The 2019 Colorado big game draw results are now available for elk, deer, moose and bear. And by now, all applicants should have received an email revealing your Colorado big game license fate (results can also be found by logging into your account at CPWshop.com). If you successfully drew your license, you’re probably daydreaming about your upcoming hunt. However, for many of us – me included – luck was simply not in the numbers this year. But fear not! Failing to draw a limit license does not mean that you won’t be hunting big game in Colorado this year. Trust me, there is a lot of positive in that negative-sounding statement.
Not drawing a big game limited license (or didn’t apply) can actually be a good thing. Sometimes the challenge of finding a new hunting area is just what’s needed to add a new sense of adventure to your hunting routine.
Colorado Parks and Wildlife’s 5-Year Big Game Season Structure is close to being finalized, but there is still time to add your valuable input to the process. Public input is a crucial part of the planning process and up to this point, Colorado Parks and Wildlife has heard from several thousand hunters, both residents and non-residents, who have shared feedback in public meetings, telephone town halls, focus groups, and the initial public comment form. This valuable feedback has aided Colorado Parks and Wildlife in developing recommendations and alternatives for the 2020-2024 Big Game Season Structure. And in July, a 5-Year Big Game Season Structure proposal will be presented to the Parks and Wildlife Commission for final approval. But before that happens, there are still two important opportunities for hunters to participate in the planning process.

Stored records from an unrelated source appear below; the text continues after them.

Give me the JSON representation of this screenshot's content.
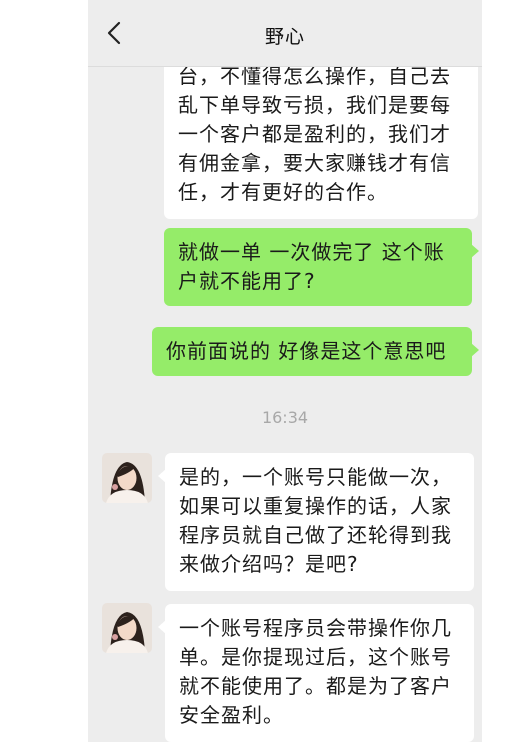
{
  "header": {
    "title": "野心",
    "back_icon": "chevron-left-icon"
  },
  "messages": [
    {
      "side": "left",
      "lines": [
        "台，不懂得怎么操作，自己去",
        "乱下单导致亏损，我们是要每",
        "一个客户都是盈利的，我们才",
        "有佣金拿，要大家赚钱才有信",
        "任，才有更好的合作。"
      ]
    },
    {
      "side": "right",
      "lines": [
        "就做一单  一次做完了  这个账",
        "户就不能用了?"
      ]
    },
    {
      "side": "right",
      "lines": [
        "你前面说的  好像是这个意思吧"
      ]
    },
    {
      "side": "left",
      "lines": [
        "是的，一个账号只能做一次，",
        "如果可以重复操作的话，人家",
        "程序员就自己做了还轮得到我",
        "来做介绍吗？是吧?"
      ]
    },
    {
      "side": "left",
      "lines": [
        "一个账号程序员会带操作你几",
        "单。是你提现过后，这个账号",
        "就不能使用了。都是为了客户",
        "安全盈利。"
      ]
    }
  ],
  "timestamp": "16:34",
  "colors": {
    "chat_bg": "#ededed",
    "sent_bubble": "#95ec69",
    "received_bubble": "#ffffff"
  }
}
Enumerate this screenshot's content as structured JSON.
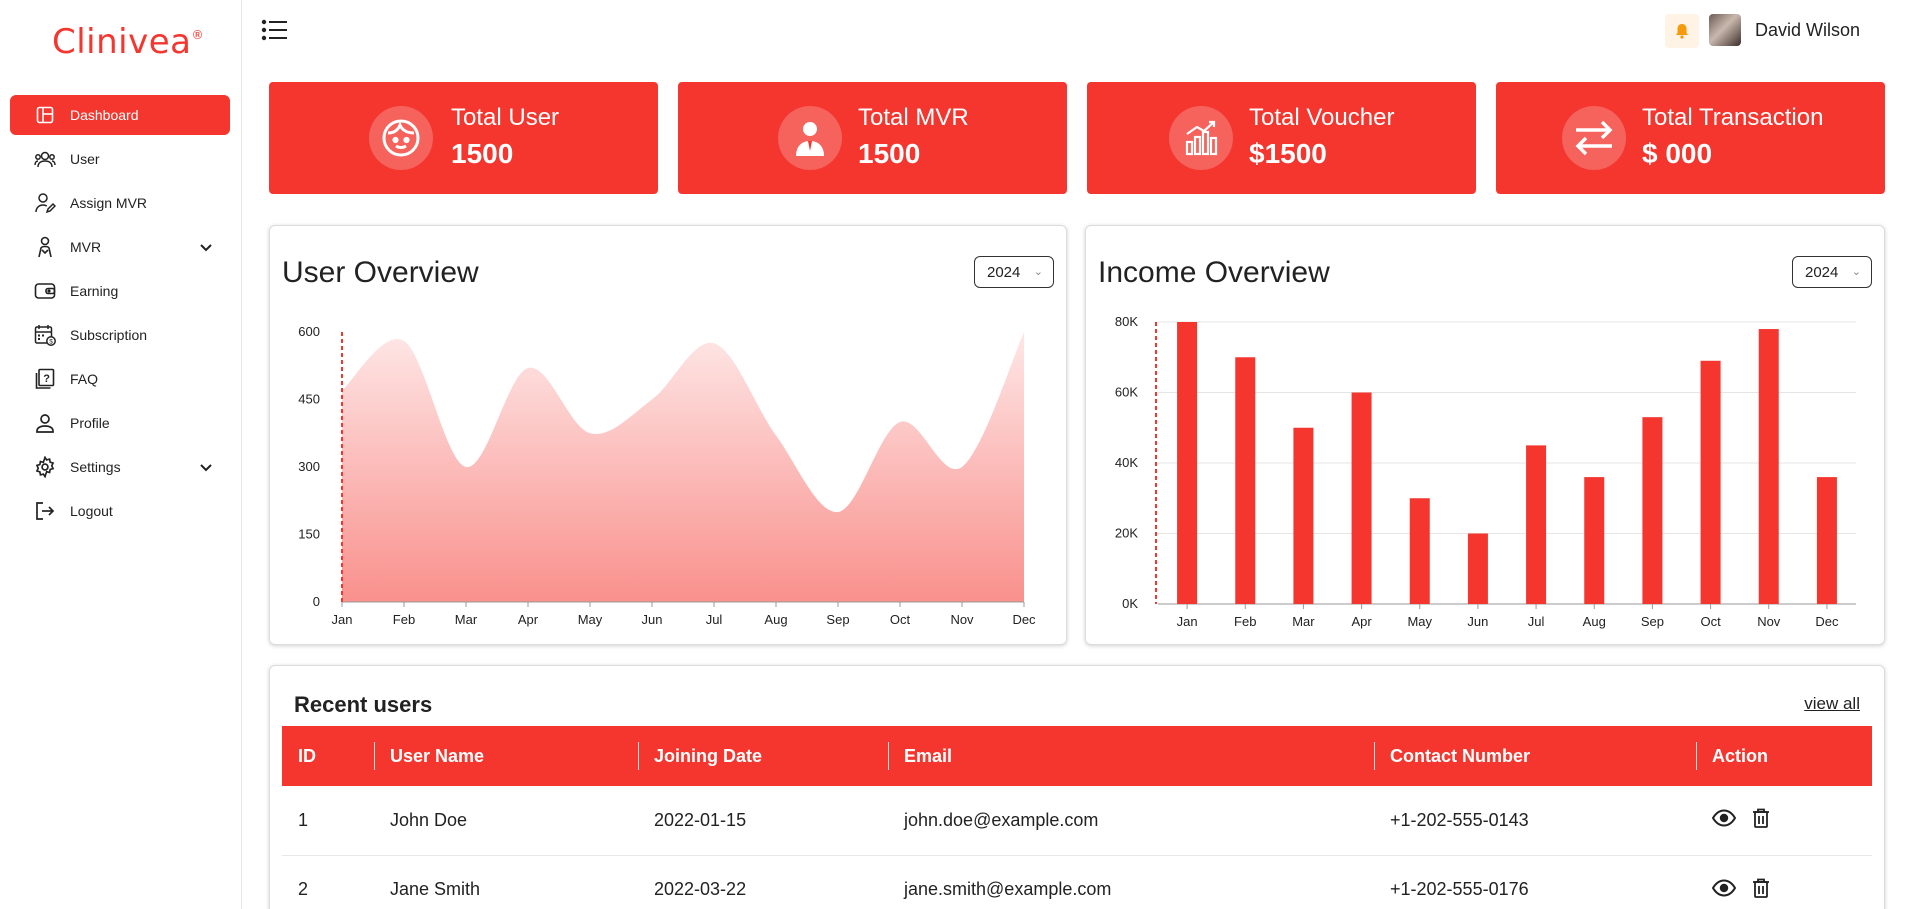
{
  "app": {
    "logo": "Clinivea",
    "logo_mark": "®"
  },
  "sidebar": {
    "items": [
      {
        "label": "Dashboard",
        "icon": "dashboard-icon",
        "active": true
      },
      {
        "label": "User",
        "icon": "users-icon"
      },
      {
        "label": "Assign MVR",
        "icon": "user-edit-icon"
      },
      {
        "label": "MVR",
        "icon": "person-icon",
        "expandable": true
      },
      {
        "label": "Earning",
        "icon": "wallet-icon"
      },
      {
        "label": "Subscription",
        "icon": "calendar-icon"
      },
      {
        "label": "FAQ",
        "icon": "help-book-icon"
      },
      {
        "label": "Profile",
        "icon": "profile-icon"
      },
      {
        "label": "Settings",
        "icon": "gear-icon",
        "expandable": true
      },
      {
        "label": "Logout",
        "icon": "logout-icon"
      }
    ]
  },
  "header": {
    "user_name": "David Wilson"
  },
  "stats": [
    {
      "label": "Total User",
      "value": "1500",
      "icon": "face-icon"
    },
    {
      "label": "Total MVR",
      "value": "1500",
      "icon": "businessman-icon"
    },
    {
      "label": "Total Voucher",
      "value": "$1500",
      "icon": "growth-chart-icon"
    },
    {
      "label": "Total Transaction",
      "value": "$ 000",
      "icon": "transfer-arrows-icon"
    }
  ],
  "user_overview": {
    "title": "User Overview",
    "year": "2024"
  },
  "income_overview": {
    "title": "Income Overview",
    "year": "2024"
  },
  "chart_data": [
    {
      "type": "area",
      "title": "User Overview",
      "x": [
        "Jan",
        "Feb",
        "Mar",
        "Apr",
        "May",
        "Jun",
        "Jul",
        "Aug",
        "Sep",
        "Oct",
        "Nov",
        "Dec"
      ],
      "values": [
        470,
        580,
        300,
        520,
        375,
        450,
        575,
        370,
        200,
        400,
        300,
        600
      ],
      "yticks": [
        "0",
        "150",
        "300",
        "450",
        "600"
      ],
      "ylim": [
        0,
        600
      ],
      "color": "#f4362f"
    },
    {
      "type": "bar",
      "title": "Income Overview",
      "categories": [
        "Jan",
        "Feb",
        "Mar",
        "Apr",
        "May",
        "Jun",
        "Jul",
        "Aug",
        "Sep",
        "Oct",
        "Nov",
        "Dec"
      ],
      "values": [
        80000,
        70000,
        50000,
        60000,
        30000,
        20000,
        45000,
        36000,
        53000,
        69000,
        78000,
        36000
      ],
      "yticks": [
        "0K",
        "20K",
        "40K",
        "60K",
        "80K"
      ],
      "ylim": [
        0,
        80000
      ],
      "color": "#f4362f"
    }
  ],
  "recent_users": {
    "title": "Recent users",
    "view_all": "view all",
    "columns": [
      "ID",
      "User Name",
      "Joining Date",
      "Email",
      "Contact Number",
      "Action"
    ],
    "rows": [
      [
        "1",
        "John Doe",
        "2022-01-15",
        "john.doe@example.com",
        "+1-202-555-0143"
      ],
      [
        "2",
        "Jane Smith",
        "2022-03-22",
        "jane.smith@example.com",
        "+1-202-555-0176"
      ]
    ]
  }
}
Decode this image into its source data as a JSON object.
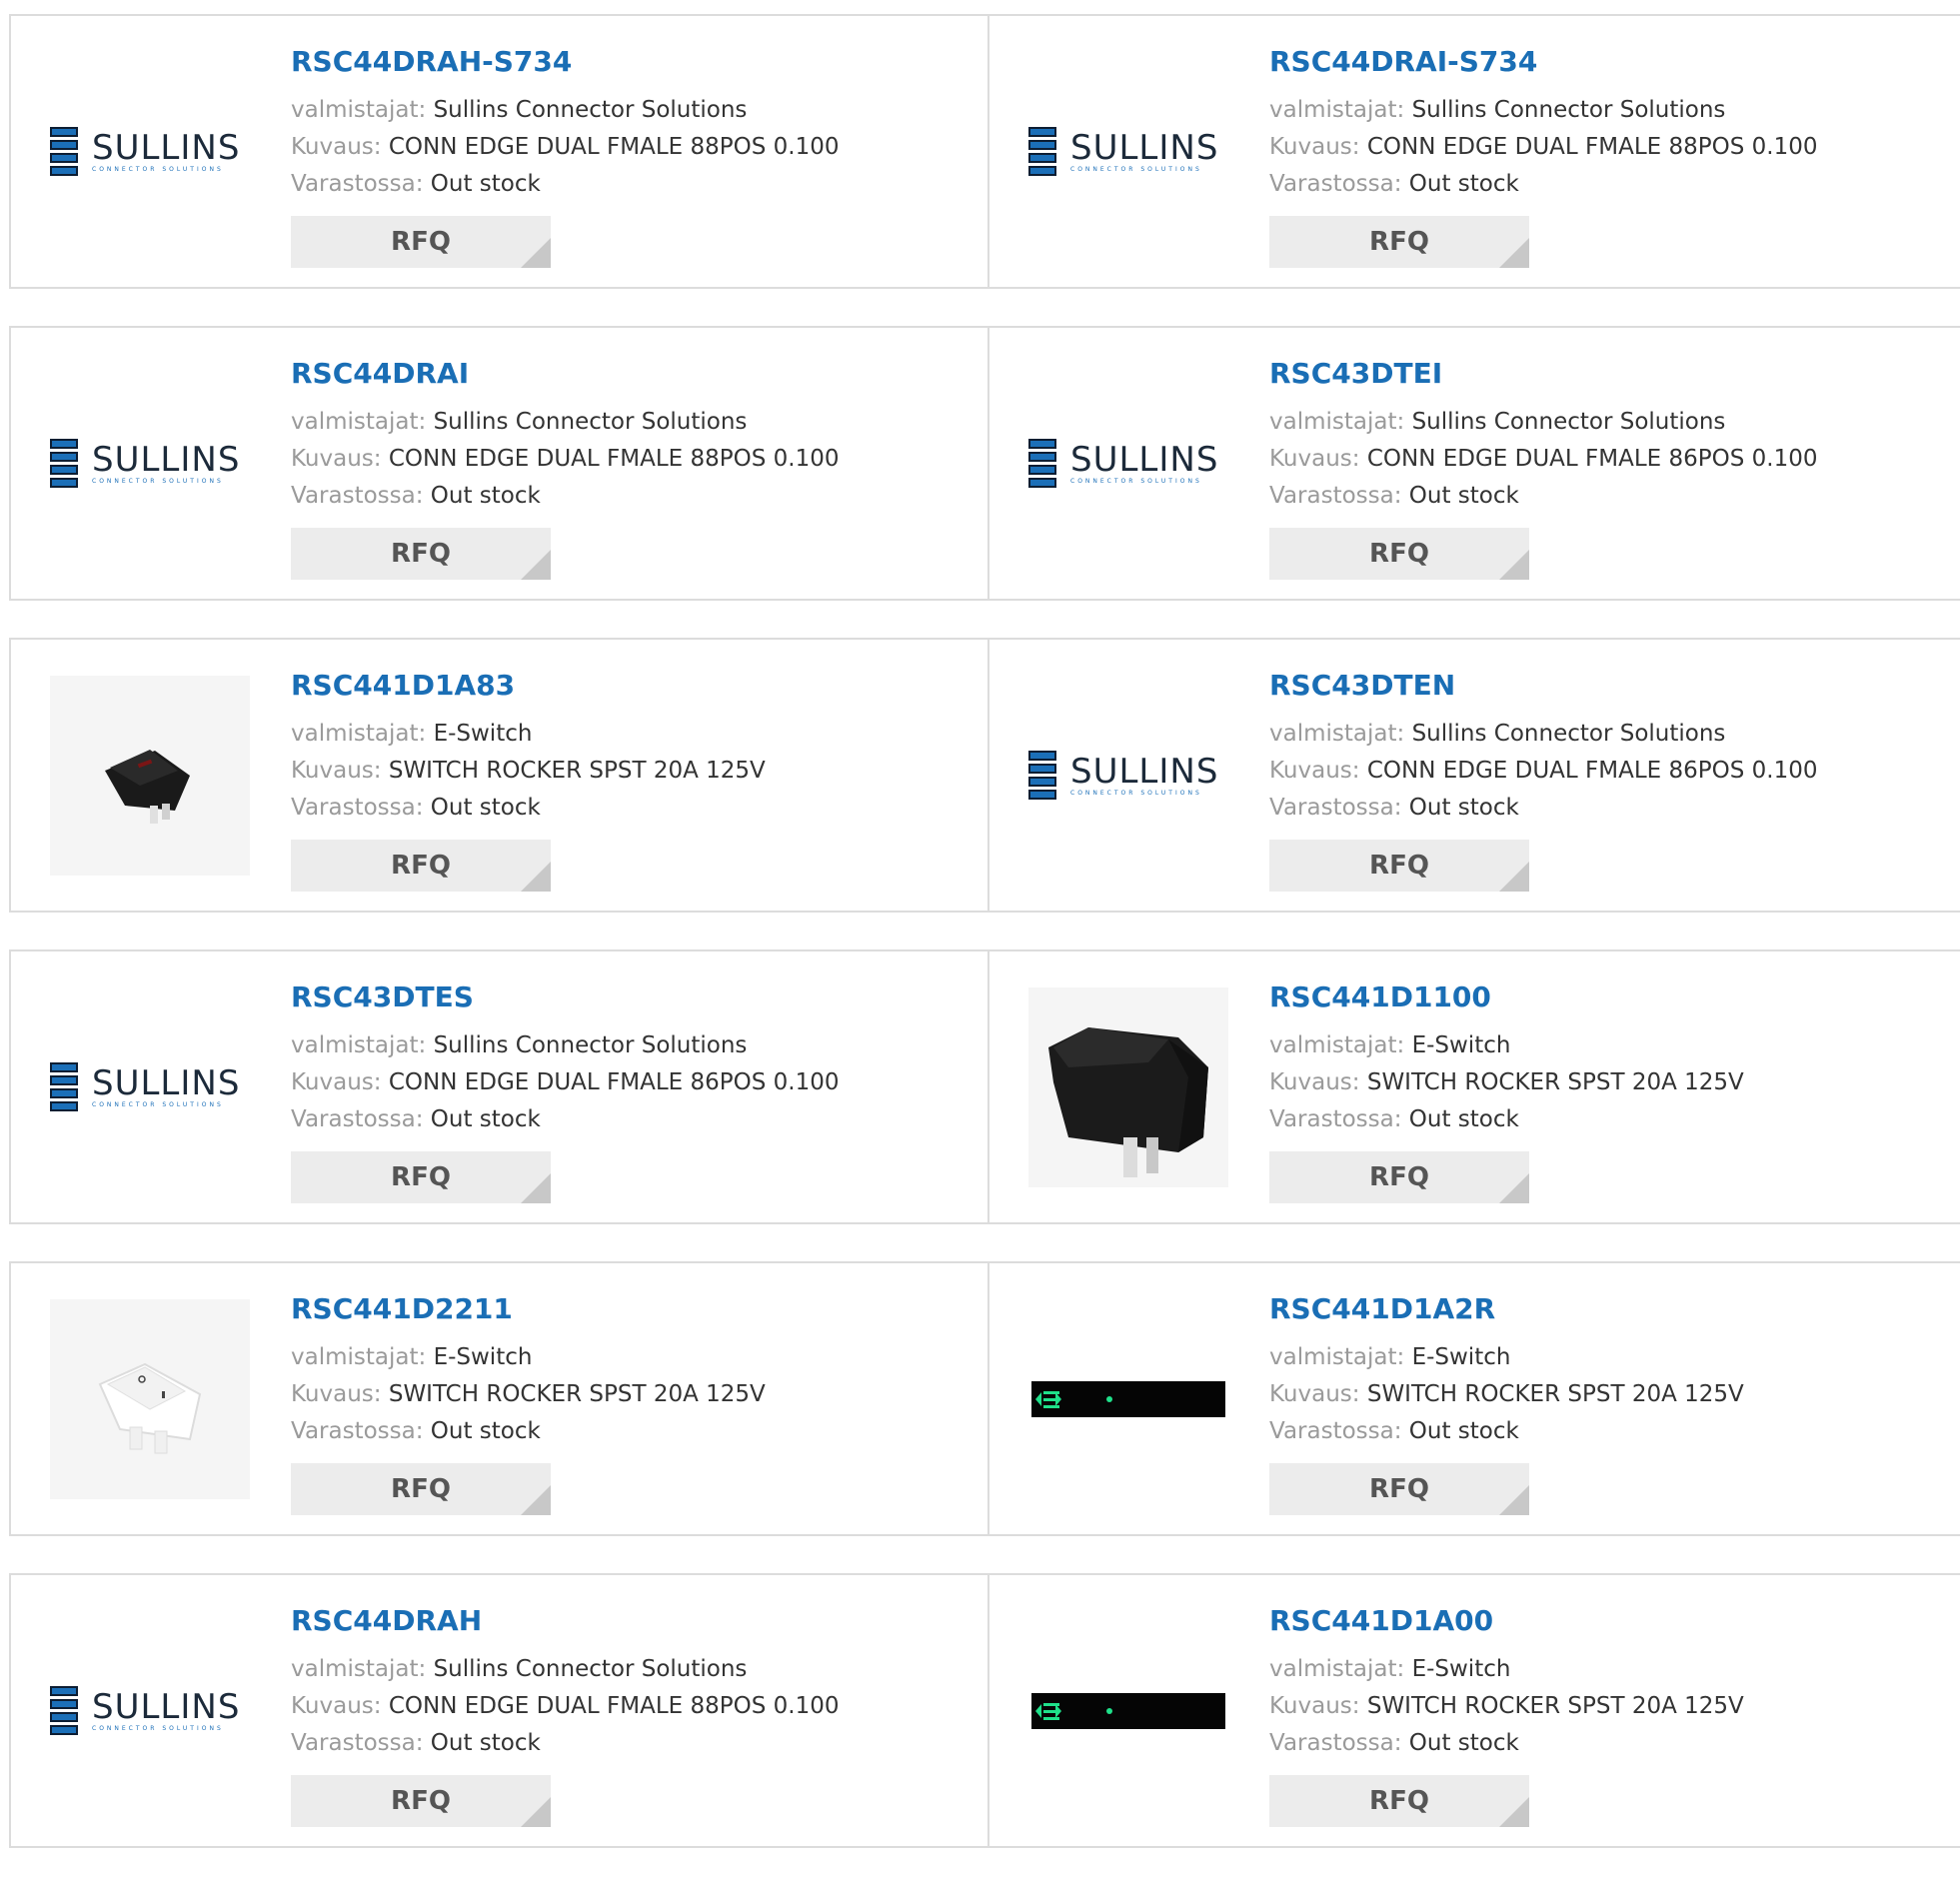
{
  "labels": {
    "manufacturer": "valmistajat:",
    "description": "Kuvaus:",
    "stock": "Varastossa:",
    "rfq": "RFQ"
  },
  "logo_text": {
    "sullins_main": "SULLINS",
    "sullins_sub": "CONNECTOR SOLUTIONS"
  },
  "products": [
    {
      "part": "RSC44DRAH-S734",
      "manufacturer": "Sullins Connector Solutions",
      "description": "CONN EDGE DUAL FMALE 88POS 0.100",
      "stock": "Out stock",
      "image": "sullins-logo"
    },
    {
      "part": "RSC44DRAI-S734",
      "manufacturer": "Sullins Connector Solutions",
      "description": "CONN EDGE DUAL FMALE 88POS 0.100",
      "stock": "Out stock",
      "image": "sullins-logo"
    },
    {
      "part": "RSC44DRAI",
      "manufacturer": "Sullins Connector Solutions",
      "description": "CONN EDGE DUAL FMALE 88POS 0.100",
      "stock": "Out stock",
      "image": "sullins-logo"
    },
    {
      "part": "RSC43DTEI",
      "manufacturer": "Sullins Connector Solutions",
      "description": "CONN EDGE DUAL FMALE 86POS 0.100",
      "stock": "Out stock",
      "image": "sullins-logo"
    },
    {
      "part": "RSC441D1A83",
      "manufacturer": "E-Switch",
      "description": "SWITCH ROCKER SPST 20A 125V",
      "stock": "Out stock",
      "image": "black-rocker-switch-small"
    },
    {
      "part": "RSC43DTEN",
      "manufacturer": "Sullins Connector Solutions",
      "description": "CONN EDGE DUAL FMALE 86POS 0.100",
      "stock": "Out stock",
      "image": "sullins-logo"
    },
    {
      "part": "RSC43DTES",
      "manufacturer": "Sullins Connector Solutions",
      "description": "CONN EDGE DUAL FMALE 86POS 0.100",
      "stock": "Out stock",
      "image": "sullins-logo"
    },
    {
      "part": "RSC441D1100",
      "manufacturer": "E-Switch",
      "description": "SWITCH ROCKER SPST 20A 125V",
      "stock": "Out stock",
      "image": "black-rocker-switch-large"
    },
    {
      "part": "RSC441D2211",
      "manufacturer": "E-Switch",
      "description": "SWITCH ROCKER SPST 20A 125V",
      "stock": "Out stock",
      "image": "white-rocker-switch"
    },
    {
      "part": "RSC441D1A2R",
      "manufacturer": "E-Switch",
      "description": "SWITCH ROCKER SPST 20A 125V",
      "stock": "Out stock",
      "image": "led-strip"
    },
    {
      "part": "RSC44DRAH",
      "manufacturer": "Sullins Connector Solutions",
      "description": "CONN EDGE DUAL FMALE 88POS 0.100",
      "stock": "Out stock",
      "image": "sullins-logo"
    },
    {
      "part": "RSC441D1A00",
      "manufacturer": "E-Switch",
      "description": "SWITCH ROCKER SPST 20A 125V",
      "stock": "Out stock",
      "image": "led-strip"
    }
  ],
  "colors": {
    "link": "#1a6eb5",
    "label": "#9a9a9a",
    "value": "#333333",
    "border": "#dcdcdc",
    "rfq_bg": "#ececec"
  }
}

Colorado has a reputation for our outdoorsy ways and adventurous attitudes.
We love to raft and kayak in whitewater, such as in the Arkansas Headwaters Recreation Area. We water ski at places like Lake Pueblo State Park. We plunge down snowpacked mountainsides on skis. We mountain bike on remote single-tracks. We climb cliffs. We run steep inclines for exercise and fun. We fish and hunt and go wildlife viewing. We live life outside.
Summer’s first big holiday weekend is rapidly approaching. In Colorado, that means ice out at many mountain lakes, boat ramps opening for the season and people all around the state preparing to head to local waters for everything from fishing, kayaking and rafting to stand up paddleboarding (SUP). And while enjoying the outdoors is part of our way of life, it’s important to remember a couple of safety tips that will keep you, your friends and your family safe on the water this season.
The wild turkey is beloved among hunters and wildlife enthusiasts alike. And the wild turkey’s springtime mating displays are one of the most exciting and stunning events in nature. Yet, these iconic birds only exist today because of dedicated conservation programs. This video provides an overview of the wild turkey’s mating behavior and Colorado Parks and Wildlife’s efforts to conserve this amazing species. The video features both Rio Grande turkeys and the native Merriam’s turkeys.
Calling a turkey is much different than being called a turkey. In fact, it’s much harder to call a turkey than I ever dreamed because the birds are really smart.
Thanks to what we learned about the wild, upland ground bird in our Rookie Sportsman Program (RSP) classes in April, my daughter, Natalie, and I have a much deeper appreciation for wild turkey and are more excited than ever as we prepare to go seek them out on what will be our first-ever turkey hunt.
Colorado Parks and Wildlife biologists on Saturday wrapped up a grueling month spent trapping lesser prairie chickens on their breeding grounds – also known as leks – in five counties of western Kansas. It was part of a four-year effort to re-establish the colorful birds on their native sand sagebrush and grasslands in Colorado.
As Colorado’s private and public forests recover from insect and disease outbreaks and other disturbances, humans and wildlife are adjusting to significant environmental changes. Spruce beetle and mountain pine beetle outbreaks may have changed the way you recreate, but have you thought about how wildlife are responding?
I drew my elk tag for muzzleloader in 2018, this was the first time using a muzzleloader for elk. Got this guy on the second day of the season, after not hearing or seeing an elk on the first day. The day started out great. When we got to our hunting area there were elk bugling all around us. I harvested my elk around 12 noon, after stalking him into the timber and finding him feeding with some cows. An 85 yd shot. First time hunting unit 14.
Known for its white head and tail feathers, the bald eagle is a symbol of power and freedom. As the only eagle species unique to North America, the bald eagle is truly an American icon. The prestigious bird has been the national emblem of the United States since 1782.